This trend coincides with research from Made.com that found the average one-bedroom home in the UK is now 4 sq m less than the recommended minimum. This is all driving a change in the way people live – particularly in cities where space is at a premium.

The Made.com research also reveals that 27% of people have less bedroom space as an adult than they had as a child – this reaches a hefty 50% for the 18-25-year-old age range – and that 23% continue to store possessions at their parents’ homes.

As a seller of home wares and furniture Made.com has clearly recognised that these changes are inevitably prompting a shift in consumption patterns that will affect the goods that people purchase for their homes.

But don’t think it is just about purchasing fewer items because it is just as much about people seeking out space-saving goods. IKEA has been experimenting with developing its ranges to fit into smaller living spaces and Made.com has been selling more items with reduced footprints. It recently ran a competition for new designers to create space-saving, multi-tasking furniture for the new way that a growing numbers of people are living.

It is clear that as space becomes ever more valuable in urban locations there will be different demands on retailers in terms of the products they sell to these consumers. What might also emerge is a trend for more time being spent out of the home by those individuals who are most constrained by space at home and for the growing numbers of people who are forced into sharing accommodation. This clearly represents an opportunity for those retailers offering in-store services such as cafes and restaurants.

The reality is that the changing way that people are now living is going to have a significant impact on many retailers who should at the very least be investigating these broad shifts in the marketplace.

Glynn Davis, editor of Retail Insider

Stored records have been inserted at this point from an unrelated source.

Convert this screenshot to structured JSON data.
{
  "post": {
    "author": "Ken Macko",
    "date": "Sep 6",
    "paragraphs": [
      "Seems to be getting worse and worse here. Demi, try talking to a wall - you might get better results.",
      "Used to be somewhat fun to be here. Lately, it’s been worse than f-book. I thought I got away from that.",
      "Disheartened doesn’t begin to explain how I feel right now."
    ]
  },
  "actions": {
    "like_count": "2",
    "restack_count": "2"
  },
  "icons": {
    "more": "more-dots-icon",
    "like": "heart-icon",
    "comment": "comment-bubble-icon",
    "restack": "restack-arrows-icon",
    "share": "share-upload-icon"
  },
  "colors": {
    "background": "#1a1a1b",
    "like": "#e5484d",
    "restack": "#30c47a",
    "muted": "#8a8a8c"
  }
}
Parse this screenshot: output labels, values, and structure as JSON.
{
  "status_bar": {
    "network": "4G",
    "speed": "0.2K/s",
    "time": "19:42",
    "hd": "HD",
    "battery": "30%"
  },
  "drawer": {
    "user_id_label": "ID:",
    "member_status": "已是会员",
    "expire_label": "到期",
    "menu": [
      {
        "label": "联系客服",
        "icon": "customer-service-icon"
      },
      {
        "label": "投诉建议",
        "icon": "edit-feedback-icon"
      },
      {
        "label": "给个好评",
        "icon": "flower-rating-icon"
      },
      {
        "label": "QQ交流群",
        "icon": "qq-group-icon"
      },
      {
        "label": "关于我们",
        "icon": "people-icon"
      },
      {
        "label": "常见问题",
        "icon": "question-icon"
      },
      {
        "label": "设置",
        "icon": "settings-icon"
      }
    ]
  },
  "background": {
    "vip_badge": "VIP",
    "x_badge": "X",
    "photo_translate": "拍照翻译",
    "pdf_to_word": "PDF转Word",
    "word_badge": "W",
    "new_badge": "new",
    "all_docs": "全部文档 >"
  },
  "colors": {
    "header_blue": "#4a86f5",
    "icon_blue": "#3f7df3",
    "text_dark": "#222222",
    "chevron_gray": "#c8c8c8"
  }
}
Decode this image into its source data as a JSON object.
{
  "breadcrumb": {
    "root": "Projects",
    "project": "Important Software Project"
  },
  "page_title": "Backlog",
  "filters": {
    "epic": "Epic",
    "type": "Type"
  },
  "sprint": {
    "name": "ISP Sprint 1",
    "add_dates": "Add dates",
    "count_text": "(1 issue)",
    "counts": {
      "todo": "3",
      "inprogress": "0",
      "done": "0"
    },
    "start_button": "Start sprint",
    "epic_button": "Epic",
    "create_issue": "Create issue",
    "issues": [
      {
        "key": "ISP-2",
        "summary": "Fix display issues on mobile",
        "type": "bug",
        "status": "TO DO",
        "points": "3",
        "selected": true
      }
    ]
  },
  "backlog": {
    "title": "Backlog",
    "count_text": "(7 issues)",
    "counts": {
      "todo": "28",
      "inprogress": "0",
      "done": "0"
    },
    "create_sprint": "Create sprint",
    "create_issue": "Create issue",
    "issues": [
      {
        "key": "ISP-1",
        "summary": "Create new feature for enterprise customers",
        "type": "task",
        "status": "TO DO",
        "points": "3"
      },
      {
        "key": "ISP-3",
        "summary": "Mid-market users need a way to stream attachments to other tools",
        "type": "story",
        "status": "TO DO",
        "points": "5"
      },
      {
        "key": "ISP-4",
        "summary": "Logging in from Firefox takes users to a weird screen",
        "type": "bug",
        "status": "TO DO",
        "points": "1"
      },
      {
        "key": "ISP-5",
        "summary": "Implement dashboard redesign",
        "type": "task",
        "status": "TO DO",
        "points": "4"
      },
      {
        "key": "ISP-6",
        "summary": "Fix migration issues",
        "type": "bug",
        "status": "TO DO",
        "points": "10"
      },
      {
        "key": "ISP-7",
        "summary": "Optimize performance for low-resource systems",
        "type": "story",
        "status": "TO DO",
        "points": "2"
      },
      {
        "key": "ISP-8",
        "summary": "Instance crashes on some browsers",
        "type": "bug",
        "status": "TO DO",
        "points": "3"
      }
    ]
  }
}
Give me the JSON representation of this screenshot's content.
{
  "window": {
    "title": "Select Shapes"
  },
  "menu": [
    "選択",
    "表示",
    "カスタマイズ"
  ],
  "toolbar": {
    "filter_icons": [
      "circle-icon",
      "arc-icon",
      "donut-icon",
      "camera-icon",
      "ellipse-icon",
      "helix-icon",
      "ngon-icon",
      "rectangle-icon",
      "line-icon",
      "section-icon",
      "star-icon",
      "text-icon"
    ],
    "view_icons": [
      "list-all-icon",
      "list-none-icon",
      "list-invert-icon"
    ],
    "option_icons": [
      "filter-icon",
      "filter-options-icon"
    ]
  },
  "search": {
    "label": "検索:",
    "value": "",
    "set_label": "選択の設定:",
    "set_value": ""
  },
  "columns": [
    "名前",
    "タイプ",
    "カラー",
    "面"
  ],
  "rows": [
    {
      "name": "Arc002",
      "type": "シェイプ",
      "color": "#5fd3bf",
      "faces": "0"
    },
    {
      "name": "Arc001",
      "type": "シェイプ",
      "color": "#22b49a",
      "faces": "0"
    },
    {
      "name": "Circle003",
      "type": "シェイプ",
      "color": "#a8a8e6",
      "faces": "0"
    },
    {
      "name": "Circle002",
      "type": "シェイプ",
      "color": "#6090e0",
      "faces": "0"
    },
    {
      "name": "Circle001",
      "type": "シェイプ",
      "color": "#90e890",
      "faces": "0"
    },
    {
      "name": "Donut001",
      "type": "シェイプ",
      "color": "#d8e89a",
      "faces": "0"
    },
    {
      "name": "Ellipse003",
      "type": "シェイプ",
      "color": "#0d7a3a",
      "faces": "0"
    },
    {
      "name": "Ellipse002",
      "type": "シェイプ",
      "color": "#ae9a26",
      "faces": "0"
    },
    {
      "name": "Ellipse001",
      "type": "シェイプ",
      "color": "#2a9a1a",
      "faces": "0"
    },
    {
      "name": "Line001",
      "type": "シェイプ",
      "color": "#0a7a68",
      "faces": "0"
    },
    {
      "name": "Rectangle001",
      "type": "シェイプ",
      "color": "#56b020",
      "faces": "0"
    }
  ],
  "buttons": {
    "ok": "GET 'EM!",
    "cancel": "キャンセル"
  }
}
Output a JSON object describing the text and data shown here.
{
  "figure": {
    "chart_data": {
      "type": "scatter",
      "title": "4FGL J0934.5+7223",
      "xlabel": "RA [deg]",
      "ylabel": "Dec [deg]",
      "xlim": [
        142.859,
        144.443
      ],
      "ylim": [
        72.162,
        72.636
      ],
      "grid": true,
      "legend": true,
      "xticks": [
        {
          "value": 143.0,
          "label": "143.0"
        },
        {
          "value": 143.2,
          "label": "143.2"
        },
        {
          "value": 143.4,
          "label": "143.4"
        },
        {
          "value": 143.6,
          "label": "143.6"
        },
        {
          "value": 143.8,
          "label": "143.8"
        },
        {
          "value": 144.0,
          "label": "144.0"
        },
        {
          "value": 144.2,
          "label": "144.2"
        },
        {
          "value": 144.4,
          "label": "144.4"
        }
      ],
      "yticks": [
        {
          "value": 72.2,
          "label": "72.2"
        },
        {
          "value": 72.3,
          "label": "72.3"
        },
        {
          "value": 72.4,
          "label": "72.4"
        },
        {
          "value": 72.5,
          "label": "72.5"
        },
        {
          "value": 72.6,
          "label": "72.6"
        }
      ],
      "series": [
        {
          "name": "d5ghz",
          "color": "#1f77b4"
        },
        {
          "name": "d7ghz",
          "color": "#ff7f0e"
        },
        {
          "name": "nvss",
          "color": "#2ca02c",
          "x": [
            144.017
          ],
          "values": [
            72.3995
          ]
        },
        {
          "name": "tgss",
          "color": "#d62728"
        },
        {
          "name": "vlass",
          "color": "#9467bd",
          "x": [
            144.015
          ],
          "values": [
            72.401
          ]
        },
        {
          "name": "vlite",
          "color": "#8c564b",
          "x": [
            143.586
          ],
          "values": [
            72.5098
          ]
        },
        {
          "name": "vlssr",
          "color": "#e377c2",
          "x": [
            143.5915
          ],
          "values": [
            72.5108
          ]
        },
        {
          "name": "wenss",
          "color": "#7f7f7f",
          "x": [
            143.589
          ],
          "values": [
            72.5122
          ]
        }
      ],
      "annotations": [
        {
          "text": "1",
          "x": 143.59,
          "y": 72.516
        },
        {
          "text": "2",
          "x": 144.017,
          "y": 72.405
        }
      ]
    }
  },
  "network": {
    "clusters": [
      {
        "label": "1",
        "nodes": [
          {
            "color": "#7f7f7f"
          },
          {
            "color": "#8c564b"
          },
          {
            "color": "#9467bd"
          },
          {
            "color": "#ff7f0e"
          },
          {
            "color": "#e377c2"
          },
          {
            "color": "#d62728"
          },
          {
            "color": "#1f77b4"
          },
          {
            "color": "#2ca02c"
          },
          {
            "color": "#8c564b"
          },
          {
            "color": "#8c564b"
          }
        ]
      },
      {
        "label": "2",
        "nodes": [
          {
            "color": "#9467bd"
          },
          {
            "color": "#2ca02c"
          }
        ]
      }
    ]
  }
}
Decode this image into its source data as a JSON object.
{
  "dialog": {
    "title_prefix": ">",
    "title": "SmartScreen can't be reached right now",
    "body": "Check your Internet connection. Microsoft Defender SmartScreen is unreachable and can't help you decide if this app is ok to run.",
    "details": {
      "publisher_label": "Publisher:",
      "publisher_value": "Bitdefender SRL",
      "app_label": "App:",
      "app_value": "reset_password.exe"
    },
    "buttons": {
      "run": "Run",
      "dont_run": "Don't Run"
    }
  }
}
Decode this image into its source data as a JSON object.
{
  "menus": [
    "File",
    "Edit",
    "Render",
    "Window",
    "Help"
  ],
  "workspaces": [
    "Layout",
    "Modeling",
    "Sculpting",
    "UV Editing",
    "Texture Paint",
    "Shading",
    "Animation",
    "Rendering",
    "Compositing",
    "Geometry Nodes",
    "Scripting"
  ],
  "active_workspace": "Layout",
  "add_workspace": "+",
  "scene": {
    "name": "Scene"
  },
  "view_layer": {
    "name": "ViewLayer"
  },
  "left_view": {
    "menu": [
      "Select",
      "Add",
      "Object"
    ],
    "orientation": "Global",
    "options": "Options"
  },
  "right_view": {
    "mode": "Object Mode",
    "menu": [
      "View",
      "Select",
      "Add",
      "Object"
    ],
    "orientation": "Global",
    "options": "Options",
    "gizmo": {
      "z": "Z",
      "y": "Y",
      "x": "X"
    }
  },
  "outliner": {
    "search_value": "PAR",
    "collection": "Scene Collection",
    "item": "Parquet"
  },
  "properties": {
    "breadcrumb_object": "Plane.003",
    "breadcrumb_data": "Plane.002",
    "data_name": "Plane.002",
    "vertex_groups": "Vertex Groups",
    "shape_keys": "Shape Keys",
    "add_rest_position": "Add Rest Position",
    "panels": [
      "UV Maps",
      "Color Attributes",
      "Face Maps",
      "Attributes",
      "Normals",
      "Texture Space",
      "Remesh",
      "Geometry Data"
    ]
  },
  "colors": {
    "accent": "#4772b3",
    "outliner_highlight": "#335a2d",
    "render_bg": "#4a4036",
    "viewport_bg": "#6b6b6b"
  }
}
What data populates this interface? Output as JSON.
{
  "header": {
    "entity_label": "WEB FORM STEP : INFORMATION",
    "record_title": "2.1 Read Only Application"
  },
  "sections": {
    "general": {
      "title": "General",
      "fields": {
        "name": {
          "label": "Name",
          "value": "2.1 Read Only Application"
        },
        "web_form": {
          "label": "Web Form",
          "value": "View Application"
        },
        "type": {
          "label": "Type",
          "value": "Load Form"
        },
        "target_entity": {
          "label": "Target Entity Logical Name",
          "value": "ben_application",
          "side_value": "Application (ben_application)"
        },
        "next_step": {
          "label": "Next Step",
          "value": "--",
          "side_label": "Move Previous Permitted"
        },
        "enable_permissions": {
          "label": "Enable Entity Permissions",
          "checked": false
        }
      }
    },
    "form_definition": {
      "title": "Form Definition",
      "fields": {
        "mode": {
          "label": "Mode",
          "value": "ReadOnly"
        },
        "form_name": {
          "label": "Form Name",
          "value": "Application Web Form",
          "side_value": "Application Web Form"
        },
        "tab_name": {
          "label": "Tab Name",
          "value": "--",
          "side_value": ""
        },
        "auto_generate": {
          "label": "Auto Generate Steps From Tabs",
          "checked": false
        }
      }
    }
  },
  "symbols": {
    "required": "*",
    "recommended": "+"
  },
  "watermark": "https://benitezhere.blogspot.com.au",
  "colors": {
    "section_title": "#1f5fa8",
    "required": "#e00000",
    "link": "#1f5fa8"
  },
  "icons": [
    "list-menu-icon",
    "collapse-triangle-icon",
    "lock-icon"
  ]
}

K3 Retail deliver multi-channel solutions that enable retailers to create joined up shopping experiences for their customers whether they choose to buy on-line, direct, in-store or via mobile. It has over 20 years’ experience delivering award winning solutions, to more than 175 internationally recognised retail brands.